Dan Charnas, author of "The Big Payback: The History of the Business of Hip-Hop," says
''when has Alicia Keys ever had the aesthetic to be a creative director of anything except an album? "It's a title that makes the artist feel better about any misgivings they have about whoring themselves out to a company. But the fact of the matter is, if it's a good combination, if it's organic, then there's nothing whorish about it. There's absolutely nothing wrong with it, especially in this environment."
Similarly ,when James Bond actor Daniel Craig started lyricizing positively about Heineken, we all sat up, dropping our shaken not stirred martinis in disbelief. More eyebrows were raised when world sprint champ Usain Bolt paired up with Richard Bransons Virgin brand, the fastest man on earth married to what users describe as the slowest internet provider online. He took the cheque. You gotta admire their balls.
My personal shudder factor goes into overdrive at gifting rooms at awards shows. Basically, a huge room backstage where minor celebs sprint to be gifted free stuff. Usually lingerie, drinks, mobile phones and sports brands. You'll never find a bonafide superstar in these rooms, as they either have things gifted discreetly, or can buy it for themselves, with no shame of prostituting themselves out to brands who pray they will tweet about them. I was at a gifting room this year when a Z list DJ on a small radio station was grabbing stuff for his mums, wife's and sisters Christmas presents. Cheap or clever?
Pop star Naughty Boy told me this year he didn't want a Nandos black card as he could afford to buy all the chicken in the world and still sleep at night knowing he hadn't pimped himself out. A slap in the face to the teamUK lads all tweeting about their Nandos black cards.
Celebs will take the cheque for doing no work at all. A simple tweet can earn thousands. Snoop Dogg gave props on Twitter to an ad for the Toyota Sienna minivan. Actress Tori Spelling linked to a website for rental cars. And reality TV star Khloe Kardashian gushed about the brand of jeans that accentuates the famous Kardashian behind. "Want to know how Old Navy makes your butt look scary good? Ask a Kardahian," Khloe tweeted. Cringe!
A tweet from Khloe Kardashian Odom costs about $8,000, and one from singer Ray J is about $2,300, according to prices listed by social media marketer Izea.
Most intelligent clued up punters can probably tell when they are being sold fake product placement. If they don't, they deserve the crap they're buying.

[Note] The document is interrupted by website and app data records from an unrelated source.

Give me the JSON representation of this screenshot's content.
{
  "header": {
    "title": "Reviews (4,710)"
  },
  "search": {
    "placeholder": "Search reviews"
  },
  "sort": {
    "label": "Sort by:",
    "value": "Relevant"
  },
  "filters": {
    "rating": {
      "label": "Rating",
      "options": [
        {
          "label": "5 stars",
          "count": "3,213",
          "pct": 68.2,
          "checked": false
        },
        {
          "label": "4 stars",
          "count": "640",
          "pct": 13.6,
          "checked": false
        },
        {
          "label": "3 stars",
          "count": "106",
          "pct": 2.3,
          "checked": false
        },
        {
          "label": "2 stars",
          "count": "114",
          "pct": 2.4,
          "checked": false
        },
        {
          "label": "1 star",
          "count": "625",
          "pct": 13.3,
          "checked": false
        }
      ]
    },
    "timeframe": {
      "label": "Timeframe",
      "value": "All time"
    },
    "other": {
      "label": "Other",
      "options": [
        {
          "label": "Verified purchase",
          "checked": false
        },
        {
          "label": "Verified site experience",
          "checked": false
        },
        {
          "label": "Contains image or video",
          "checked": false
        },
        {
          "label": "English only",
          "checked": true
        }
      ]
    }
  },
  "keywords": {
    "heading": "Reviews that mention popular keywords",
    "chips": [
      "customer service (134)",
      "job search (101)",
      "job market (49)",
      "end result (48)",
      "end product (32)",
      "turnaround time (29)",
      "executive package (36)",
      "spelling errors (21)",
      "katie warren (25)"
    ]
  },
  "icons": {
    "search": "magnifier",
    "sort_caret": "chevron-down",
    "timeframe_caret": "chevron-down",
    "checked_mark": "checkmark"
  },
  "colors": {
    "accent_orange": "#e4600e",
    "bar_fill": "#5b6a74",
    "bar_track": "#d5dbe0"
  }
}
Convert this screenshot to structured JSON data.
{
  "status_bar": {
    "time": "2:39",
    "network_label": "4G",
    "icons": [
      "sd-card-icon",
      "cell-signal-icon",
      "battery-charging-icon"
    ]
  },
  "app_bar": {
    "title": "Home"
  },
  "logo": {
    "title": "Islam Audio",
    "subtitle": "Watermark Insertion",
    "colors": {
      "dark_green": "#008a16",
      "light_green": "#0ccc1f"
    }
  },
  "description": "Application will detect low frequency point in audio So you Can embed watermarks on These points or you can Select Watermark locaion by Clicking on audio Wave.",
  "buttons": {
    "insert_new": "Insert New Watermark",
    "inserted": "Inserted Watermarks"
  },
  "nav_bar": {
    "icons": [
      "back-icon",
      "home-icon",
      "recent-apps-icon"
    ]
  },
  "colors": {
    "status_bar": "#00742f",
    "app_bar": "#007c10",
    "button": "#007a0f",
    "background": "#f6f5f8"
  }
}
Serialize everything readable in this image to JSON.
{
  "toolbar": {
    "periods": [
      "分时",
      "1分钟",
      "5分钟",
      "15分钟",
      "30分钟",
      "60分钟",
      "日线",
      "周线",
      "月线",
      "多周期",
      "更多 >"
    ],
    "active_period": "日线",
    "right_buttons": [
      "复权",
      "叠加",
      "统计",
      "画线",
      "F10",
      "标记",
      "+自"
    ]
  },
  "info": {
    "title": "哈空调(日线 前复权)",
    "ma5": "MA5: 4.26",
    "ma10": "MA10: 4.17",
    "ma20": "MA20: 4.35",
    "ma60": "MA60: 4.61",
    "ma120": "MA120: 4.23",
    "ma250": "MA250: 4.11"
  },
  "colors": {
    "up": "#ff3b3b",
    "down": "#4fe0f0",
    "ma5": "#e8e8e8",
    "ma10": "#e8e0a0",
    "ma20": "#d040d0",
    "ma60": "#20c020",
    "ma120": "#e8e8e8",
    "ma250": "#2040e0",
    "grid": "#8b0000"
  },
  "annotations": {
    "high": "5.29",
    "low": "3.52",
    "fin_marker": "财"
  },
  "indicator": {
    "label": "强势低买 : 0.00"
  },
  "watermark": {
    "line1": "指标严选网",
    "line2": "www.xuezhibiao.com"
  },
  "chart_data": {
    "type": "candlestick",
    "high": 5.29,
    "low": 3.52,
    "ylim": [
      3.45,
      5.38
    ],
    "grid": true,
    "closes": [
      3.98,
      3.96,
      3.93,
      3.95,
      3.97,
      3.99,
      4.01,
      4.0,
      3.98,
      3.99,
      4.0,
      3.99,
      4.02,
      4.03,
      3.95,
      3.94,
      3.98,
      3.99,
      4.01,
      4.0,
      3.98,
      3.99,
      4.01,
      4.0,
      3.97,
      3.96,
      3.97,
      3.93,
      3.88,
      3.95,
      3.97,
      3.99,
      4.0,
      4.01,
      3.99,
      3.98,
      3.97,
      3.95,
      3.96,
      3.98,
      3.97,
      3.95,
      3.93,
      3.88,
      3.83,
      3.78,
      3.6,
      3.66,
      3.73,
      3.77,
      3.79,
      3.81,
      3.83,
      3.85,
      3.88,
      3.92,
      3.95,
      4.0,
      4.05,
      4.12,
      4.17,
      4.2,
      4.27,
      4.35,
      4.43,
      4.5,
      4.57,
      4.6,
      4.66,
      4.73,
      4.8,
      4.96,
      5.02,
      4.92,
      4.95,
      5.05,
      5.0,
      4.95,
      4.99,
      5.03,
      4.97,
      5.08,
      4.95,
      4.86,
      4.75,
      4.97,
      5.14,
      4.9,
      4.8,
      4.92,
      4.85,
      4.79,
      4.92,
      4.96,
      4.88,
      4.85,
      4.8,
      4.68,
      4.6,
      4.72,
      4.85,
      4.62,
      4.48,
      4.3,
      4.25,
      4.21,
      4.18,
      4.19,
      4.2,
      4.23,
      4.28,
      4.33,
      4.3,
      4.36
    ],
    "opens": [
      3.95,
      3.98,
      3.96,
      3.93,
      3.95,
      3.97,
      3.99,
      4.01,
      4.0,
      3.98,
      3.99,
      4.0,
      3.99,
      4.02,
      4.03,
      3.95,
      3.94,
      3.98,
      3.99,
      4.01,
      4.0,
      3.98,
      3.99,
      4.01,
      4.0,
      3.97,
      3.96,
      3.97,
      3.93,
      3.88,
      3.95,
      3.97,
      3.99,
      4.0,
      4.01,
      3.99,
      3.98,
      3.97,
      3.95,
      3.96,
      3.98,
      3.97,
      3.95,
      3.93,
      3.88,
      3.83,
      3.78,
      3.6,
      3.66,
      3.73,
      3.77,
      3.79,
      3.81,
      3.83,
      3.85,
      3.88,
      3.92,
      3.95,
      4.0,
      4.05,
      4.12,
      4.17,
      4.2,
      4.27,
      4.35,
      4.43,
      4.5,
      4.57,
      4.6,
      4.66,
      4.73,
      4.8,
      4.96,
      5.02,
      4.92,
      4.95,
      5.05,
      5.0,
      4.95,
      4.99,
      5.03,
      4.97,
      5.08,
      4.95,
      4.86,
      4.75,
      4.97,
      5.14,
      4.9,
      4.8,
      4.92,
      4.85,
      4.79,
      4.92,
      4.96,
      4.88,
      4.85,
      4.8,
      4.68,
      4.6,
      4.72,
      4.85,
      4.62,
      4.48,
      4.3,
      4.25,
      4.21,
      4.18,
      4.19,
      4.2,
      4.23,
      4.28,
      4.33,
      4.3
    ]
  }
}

Not all stars agree. This past fortnight a whole host of superstars from John Travolta, Faye Dunaway, Jerry Hall, Lindsay Lohan, Queen Latifah, Jermaine Dupri, Diana Ross and more all turned up to a young South Asian Princes New Years Eve party at The Dorchester. Can you imagine being so desperate to surround yourself with celebrities that you pay them all to simply turn up? And I'm not talking expenses; they're receiving between £100,000 and over a million depending on what they're prepared to do. Turn up/ turn up/sit on his table/ turn up/sing. And they're not complimentary about him behind his back. You just have to look at social media to see what his ''friends and guests'' are saying. Also, how desperate for a pay cheque do these celebs have to be to accept as opposed to spending this special time of year with their own nearest and dearest? Says a lot about what money can buy. Yes it can buy you celebs but not happiness!
So my NOT the New Year Honours List awards go to all the celebs picking up cash for a short term financial fix, but that have sold their souls and reputations down the line and to all the brands paying them big bucks- congratulations- you just threw your hard earned cash down the pan! 2014 is a year to honestly value yourself and your brands better.
A pay off in 2014 wont help you sleep at night when you're broke and a laughing stock in 2015. Me? Bitter? Yes a little.